U.S. Fish and Wildlife officials have confirmed that a wolf shot in southern Utah in December was the gray wolf spotted at the Grand Canyon the month before.
Gray wolves were once common in Utah and northern Arizona but disappeared from the region in the nineties.
Michael Robinson, a conservation advocate with the Center for Biological Diversity, said the presence of the wolf near the Grand Canyon was considered a significant step forward for the species.
"It seemed, for a brief period of time, a real moment of hope that the unwise destruction and extermination of wolves from the Grand Canyon ecosystem could be undone and that the ecosystem could be restored and that wolves themselves would be a little further from the brink of extinction," Robinson said.
That was until hunter shot the wolf in southwestern Utah, mistaking the animal for a coyote.
Robinson said the incident shows the great need for a wolf recovery plan in northern Arizona and southern Utah, that includes both education and a law enforcement component.
“So that there’s some accountability and justice for terrible acts when they do occur,” Robinson said.
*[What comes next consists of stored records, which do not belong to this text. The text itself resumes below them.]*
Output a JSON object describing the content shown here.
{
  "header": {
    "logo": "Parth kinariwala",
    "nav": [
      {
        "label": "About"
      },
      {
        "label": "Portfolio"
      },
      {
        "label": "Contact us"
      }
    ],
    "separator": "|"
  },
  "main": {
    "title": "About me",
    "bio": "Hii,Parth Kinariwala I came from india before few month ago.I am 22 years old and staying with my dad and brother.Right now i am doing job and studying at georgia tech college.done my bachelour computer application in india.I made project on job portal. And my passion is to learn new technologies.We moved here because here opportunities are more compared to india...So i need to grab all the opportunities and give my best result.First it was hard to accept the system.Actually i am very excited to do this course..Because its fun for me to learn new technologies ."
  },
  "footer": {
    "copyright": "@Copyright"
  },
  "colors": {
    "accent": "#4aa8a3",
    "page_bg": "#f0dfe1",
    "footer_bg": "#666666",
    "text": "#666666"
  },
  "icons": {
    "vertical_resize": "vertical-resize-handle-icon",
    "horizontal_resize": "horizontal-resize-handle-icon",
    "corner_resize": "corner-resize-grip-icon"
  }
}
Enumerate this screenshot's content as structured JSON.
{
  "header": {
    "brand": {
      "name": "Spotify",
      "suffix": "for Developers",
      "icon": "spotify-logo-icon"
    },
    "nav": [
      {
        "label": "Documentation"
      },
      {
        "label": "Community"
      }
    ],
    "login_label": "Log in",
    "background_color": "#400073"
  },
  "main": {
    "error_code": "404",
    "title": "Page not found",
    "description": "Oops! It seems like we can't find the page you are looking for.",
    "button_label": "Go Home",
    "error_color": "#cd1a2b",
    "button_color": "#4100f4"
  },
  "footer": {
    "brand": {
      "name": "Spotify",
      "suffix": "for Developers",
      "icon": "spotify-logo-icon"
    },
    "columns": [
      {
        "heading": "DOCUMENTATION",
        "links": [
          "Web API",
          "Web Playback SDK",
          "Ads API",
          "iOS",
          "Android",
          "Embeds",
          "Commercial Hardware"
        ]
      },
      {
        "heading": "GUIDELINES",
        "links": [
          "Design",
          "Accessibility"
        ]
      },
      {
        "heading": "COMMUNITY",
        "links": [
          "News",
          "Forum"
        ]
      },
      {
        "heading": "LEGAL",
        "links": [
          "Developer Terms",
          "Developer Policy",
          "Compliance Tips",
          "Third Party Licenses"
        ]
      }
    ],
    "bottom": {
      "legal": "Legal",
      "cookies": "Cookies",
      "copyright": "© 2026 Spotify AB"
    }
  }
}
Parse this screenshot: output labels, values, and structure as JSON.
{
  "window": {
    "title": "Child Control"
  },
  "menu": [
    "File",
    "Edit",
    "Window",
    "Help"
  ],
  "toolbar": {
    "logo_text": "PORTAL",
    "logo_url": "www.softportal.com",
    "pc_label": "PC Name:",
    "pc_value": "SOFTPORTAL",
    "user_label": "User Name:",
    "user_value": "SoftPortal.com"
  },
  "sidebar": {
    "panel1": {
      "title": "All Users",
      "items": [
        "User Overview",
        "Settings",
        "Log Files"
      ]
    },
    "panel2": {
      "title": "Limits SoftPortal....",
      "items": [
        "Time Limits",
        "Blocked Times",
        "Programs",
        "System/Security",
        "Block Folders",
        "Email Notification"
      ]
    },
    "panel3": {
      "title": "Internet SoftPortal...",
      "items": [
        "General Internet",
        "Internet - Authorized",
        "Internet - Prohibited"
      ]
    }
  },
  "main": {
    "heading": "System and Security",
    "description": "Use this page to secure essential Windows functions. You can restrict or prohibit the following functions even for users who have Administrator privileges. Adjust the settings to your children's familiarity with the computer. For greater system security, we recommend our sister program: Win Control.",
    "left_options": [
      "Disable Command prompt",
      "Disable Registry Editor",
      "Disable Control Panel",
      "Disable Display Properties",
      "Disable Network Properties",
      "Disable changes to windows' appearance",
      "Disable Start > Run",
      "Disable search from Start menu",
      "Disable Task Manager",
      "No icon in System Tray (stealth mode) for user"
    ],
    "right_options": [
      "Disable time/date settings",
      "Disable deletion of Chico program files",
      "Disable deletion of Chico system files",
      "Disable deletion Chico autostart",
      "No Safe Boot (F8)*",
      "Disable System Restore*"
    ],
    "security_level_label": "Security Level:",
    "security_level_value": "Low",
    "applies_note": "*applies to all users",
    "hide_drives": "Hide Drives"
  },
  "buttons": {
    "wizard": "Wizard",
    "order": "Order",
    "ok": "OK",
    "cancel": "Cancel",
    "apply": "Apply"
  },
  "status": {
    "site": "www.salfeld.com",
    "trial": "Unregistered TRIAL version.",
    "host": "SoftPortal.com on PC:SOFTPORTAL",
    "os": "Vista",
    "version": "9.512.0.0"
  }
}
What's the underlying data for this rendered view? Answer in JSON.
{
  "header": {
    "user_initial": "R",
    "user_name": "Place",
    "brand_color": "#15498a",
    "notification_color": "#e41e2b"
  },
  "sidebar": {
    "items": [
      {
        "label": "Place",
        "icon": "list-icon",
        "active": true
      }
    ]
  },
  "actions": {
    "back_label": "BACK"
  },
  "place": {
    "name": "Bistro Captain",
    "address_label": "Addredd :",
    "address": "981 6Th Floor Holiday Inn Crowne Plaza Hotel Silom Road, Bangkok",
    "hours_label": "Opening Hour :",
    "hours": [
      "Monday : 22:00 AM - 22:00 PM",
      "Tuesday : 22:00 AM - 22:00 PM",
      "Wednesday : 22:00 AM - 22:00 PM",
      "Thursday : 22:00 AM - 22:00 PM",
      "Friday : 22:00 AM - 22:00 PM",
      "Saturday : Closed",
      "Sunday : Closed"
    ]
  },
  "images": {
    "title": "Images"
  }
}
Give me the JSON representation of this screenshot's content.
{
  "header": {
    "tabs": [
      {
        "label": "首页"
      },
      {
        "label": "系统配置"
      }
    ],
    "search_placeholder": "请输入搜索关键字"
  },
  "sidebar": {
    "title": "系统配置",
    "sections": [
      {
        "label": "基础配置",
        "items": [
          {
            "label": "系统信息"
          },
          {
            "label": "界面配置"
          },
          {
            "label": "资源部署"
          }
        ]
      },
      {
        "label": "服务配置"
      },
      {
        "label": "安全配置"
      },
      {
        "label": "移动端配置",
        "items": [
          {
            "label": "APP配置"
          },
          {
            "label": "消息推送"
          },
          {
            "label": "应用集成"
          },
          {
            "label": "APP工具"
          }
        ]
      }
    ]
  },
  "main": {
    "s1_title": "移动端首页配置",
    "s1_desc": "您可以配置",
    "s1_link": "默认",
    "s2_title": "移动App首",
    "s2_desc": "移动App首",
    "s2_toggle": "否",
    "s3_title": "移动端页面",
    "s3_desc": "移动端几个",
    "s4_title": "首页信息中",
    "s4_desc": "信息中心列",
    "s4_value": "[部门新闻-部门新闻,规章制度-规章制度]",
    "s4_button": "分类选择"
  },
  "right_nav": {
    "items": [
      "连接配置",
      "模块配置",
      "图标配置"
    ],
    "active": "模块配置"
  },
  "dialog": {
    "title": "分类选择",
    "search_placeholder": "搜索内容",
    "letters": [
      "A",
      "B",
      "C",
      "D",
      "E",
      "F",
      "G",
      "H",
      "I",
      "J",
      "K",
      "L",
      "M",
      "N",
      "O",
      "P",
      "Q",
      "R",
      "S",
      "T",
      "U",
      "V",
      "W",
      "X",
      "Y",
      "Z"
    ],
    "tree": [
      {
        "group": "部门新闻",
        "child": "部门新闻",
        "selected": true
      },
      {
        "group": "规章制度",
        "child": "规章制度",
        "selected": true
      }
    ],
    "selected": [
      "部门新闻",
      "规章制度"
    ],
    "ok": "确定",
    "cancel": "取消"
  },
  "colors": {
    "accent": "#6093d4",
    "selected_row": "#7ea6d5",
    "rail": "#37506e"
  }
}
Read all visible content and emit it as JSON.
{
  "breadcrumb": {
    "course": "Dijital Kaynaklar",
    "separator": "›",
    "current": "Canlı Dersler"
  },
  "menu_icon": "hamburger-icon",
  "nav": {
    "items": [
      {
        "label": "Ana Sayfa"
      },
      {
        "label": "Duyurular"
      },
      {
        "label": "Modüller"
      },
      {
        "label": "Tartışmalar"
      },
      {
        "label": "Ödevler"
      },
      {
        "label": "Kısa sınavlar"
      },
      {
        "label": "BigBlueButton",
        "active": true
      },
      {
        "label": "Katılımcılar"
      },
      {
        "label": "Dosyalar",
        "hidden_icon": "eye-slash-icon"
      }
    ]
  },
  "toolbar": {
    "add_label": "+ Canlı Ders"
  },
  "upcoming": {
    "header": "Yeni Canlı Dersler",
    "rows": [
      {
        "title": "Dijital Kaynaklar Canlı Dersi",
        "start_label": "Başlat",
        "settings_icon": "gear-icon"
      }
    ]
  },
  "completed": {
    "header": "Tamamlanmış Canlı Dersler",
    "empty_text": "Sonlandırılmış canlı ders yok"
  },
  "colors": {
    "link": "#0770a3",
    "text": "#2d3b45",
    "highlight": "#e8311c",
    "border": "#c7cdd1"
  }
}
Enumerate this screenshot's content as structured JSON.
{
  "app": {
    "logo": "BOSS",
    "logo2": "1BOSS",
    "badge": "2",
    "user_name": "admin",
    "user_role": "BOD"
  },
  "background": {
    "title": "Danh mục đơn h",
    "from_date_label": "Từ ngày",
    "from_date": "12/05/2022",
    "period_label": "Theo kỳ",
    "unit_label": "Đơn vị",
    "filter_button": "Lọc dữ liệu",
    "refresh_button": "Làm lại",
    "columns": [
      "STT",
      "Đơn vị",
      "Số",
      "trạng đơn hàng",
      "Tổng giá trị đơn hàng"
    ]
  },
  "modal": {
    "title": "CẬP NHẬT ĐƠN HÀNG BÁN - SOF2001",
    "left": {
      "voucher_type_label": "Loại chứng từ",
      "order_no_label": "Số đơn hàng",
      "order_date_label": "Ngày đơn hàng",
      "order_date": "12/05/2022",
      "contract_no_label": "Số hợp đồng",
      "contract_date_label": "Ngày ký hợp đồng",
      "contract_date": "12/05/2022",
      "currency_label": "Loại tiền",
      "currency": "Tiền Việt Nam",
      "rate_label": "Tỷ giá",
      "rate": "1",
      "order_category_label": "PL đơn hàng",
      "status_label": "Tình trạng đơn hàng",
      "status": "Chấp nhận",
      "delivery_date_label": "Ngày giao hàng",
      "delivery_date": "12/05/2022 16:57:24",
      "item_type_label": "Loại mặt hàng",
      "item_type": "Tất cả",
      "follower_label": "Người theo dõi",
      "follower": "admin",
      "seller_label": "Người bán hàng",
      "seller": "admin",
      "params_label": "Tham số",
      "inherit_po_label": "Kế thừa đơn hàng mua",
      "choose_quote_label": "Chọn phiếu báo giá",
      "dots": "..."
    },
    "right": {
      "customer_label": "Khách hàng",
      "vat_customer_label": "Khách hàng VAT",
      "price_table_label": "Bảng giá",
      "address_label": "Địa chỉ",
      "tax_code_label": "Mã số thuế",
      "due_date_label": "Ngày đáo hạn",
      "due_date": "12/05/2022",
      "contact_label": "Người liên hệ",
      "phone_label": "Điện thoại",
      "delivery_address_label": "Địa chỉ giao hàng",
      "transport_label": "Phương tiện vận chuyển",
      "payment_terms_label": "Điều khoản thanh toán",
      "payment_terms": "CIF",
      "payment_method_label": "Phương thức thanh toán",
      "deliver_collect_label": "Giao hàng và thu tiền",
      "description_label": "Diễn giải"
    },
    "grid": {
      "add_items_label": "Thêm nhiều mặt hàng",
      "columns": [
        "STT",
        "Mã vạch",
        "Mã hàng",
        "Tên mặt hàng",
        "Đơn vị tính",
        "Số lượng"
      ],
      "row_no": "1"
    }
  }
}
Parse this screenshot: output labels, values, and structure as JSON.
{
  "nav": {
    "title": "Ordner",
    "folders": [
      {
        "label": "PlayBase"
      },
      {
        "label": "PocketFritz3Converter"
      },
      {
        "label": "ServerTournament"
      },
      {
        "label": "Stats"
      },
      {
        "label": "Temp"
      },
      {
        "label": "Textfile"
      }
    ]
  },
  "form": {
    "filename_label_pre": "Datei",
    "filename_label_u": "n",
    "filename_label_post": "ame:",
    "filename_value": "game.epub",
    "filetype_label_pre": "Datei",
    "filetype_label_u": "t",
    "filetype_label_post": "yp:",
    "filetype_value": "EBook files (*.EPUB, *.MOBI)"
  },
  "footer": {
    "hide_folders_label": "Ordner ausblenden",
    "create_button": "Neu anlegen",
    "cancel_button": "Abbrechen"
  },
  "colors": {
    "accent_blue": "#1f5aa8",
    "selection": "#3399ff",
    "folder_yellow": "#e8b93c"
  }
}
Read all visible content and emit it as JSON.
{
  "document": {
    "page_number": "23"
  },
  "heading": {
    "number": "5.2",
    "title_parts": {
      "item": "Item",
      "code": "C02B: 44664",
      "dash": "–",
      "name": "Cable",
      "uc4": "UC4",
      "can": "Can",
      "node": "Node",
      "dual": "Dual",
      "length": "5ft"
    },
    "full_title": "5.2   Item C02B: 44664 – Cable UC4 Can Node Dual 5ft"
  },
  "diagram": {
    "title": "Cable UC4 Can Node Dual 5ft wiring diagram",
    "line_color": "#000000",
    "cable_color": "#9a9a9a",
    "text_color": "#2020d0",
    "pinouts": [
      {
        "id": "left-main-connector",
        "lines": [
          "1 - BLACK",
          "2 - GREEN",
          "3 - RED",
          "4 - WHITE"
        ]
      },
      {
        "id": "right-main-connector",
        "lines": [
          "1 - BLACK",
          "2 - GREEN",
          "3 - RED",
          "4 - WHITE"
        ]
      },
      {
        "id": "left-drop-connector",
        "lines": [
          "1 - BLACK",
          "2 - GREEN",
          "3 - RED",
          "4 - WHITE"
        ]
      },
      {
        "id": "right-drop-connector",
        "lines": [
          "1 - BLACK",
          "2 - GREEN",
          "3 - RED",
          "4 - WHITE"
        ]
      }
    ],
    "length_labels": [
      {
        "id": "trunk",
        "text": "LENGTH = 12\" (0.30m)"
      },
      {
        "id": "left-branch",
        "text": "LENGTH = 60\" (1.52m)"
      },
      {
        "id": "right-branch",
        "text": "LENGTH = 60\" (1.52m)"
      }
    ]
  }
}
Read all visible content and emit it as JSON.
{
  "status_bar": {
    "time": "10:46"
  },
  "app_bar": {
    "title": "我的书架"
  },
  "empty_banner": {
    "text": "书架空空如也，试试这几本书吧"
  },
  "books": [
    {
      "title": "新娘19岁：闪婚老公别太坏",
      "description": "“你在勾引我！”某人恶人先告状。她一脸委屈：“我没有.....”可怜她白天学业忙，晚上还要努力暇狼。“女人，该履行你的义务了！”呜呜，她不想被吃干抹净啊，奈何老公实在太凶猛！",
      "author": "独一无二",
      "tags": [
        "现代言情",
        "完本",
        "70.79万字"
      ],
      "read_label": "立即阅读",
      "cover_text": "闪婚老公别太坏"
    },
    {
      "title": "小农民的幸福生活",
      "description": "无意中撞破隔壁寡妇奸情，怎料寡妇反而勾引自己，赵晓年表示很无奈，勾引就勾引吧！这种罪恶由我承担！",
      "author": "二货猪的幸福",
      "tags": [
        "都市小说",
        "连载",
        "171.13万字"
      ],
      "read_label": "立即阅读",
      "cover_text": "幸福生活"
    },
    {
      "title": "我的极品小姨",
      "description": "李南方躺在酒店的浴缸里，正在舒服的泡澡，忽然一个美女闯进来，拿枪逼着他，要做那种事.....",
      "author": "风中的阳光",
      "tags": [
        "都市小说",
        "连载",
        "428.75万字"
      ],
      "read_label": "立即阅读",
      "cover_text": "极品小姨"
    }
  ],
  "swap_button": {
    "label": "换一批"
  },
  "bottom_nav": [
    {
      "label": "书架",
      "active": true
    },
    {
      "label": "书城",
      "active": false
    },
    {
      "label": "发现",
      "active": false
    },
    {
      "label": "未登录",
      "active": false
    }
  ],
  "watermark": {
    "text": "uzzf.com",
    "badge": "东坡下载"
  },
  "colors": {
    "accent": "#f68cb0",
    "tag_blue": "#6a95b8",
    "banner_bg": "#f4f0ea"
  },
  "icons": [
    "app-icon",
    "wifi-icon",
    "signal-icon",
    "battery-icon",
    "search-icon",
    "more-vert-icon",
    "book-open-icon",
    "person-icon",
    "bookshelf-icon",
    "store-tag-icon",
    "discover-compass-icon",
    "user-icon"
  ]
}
After the Grand Canyon sighting, school children had named the wolf Echo.